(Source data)
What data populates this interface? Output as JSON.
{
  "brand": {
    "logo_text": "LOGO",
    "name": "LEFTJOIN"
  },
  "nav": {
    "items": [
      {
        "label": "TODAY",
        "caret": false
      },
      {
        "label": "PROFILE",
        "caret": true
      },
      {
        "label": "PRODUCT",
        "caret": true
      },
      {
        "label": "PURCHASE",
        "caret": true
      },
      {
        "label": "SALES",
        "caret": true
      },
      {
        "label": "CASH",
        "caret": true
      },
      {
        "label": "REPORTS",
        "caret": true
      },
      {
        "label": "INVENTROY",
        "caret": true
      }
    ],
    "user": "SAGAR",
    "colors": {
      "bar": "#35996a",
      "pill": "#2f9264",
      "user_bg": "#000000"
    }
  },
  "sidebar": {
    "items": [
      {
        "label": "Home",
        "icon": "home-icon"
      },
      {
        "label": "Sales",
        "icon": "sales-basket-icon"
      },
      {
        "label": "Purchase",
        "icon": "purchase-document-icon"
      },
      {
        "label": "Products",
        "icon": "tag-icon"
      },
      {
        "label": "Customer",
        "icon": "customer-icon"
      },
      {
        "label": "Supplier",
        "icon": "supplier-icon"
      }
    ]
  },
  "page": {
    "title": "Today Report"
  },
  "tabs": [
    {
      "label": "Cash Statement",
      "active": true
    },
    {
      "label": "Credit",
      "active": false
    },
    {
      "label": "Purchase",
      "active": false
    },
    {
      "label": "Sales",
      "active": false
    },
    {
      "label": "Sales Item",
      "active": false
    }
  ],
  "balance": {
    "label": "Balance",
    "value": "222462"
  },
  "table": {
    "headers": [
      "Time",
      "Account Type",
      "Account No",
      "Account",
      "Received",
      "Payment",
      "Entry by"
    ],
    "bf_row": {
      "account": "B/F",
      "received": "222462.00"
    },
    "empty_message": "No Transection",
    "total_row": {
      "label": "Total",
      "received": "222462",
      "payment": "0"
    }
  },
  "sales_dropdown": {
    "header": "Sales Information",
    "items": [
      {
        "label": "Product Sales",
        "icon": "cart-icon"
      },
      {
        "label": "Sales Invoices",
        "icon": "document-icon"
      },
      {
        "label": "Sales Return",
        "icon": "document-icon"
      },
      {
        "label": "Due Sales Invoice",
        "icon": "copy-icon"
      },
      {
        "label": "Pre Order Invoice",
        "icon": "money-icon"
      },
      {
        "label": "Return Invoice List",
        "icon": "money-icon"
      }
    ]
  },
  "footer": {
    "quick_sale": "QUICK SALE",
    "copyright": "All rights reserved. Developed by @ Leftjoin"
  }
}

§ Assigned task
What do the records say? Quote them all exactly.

§ Reply
What data populates this interface? Output as JSON.
{
  "brand": {
    "logo_text": "LOGO",
    "name": "LEFTJOIN"
  },
  "nav": {
    "items": [
      {
        "label": "TODAY",
        "caret": false
      },
      {
        "label": "PROFILE",
        "caret": true
      },
      {
        "label": "PRODUCT",
        "caret": true
      },
      {
        "label": "PURCHASE",
        "caret": true
      },
      {
        "label": "SALES",
        "caret": true
      },
      {
        "label": "CASH",
        "caret": true
      },
      {
        "label": "REPORTS",
        "caret": true
      },
      {
        "label": "INVENTROY",
        "caret": true
      }
    ],
    "user": "SAGAR",
    "colors": {
      "bar": "#35996a",
      "pill": "#2f9264",
      "user_bg": "#000000"
    }
  },
  "sidebar": {
    "items": [
      {
        "label": "Home",
        "icon": "home-icon"
      },
      {
        "label": "Sales",
        "icon": "sales-basket-icon"
      },
      {
        "label": "Purchase",
        "icon": "purchase-document-icon"
      },
      {
        "label": "Products",
        "icon": "tag-icon"
      },
      {
        "label": "Customer",
        "icon": "customer-icon"
      },
      {
        "label": "Supplier",
        "icon": "supplier-icon"
      }
    ]
  },
  "page": {
    "title": "Today Report"
  },
  "tabs": [
    {
      "label": "Cash Statement",
      "active": true
    },
    {
      "label": "Credit",
      "active": false
    },
    {
      "label": "Purchase",
      "active": false
    },
    {
      "label": "Sales",
      "active": false
    },
    {
      "label": "Sales Item",
      "active": false
    }
  ],
  "balance": {
    "label": "Balance",
    "value": "222462"
  },
  "table": {
    "headers": [
      "Time",
      "Account Type",
      "Account No",
      "Account",
      "Received",
      "Payment",
      "Entry by"
    ],
    "bf_row": {
      "account": "B/F",
      "received": "222462.00"
    },
    "empty_message": "No Transection",
    "total_row": {
      "label": "Total",
      "received": "222462",
      "payment": "0"
    }
  },
  "sales_dropdown": {
    "header": "Sales Information",
    "items": [
      {
        "label": "Product Sales",
        "icon": "cart-icon"
      },
      {
        "label": "Sales Invoices",
        "icon": "document-icon"
      },
      {
        "label": "Sales Return",
        "icon": "document-icon"
      },
      {
        "label": "Due Sales Invoice",
        "icon": "copy-icon"
      },
      {
        "label": "Pre Order Invoice",
        "icon": "money-icon"
      },
      {
        "label": "Return Invoice List",
        "icon": "money-icon"
      }
    ]
  },
  "footer": {
    "quick_sale": "QUICK SALE",
    "copyright": "All rights reserved. Developed by @ Leftjoin"
  }
}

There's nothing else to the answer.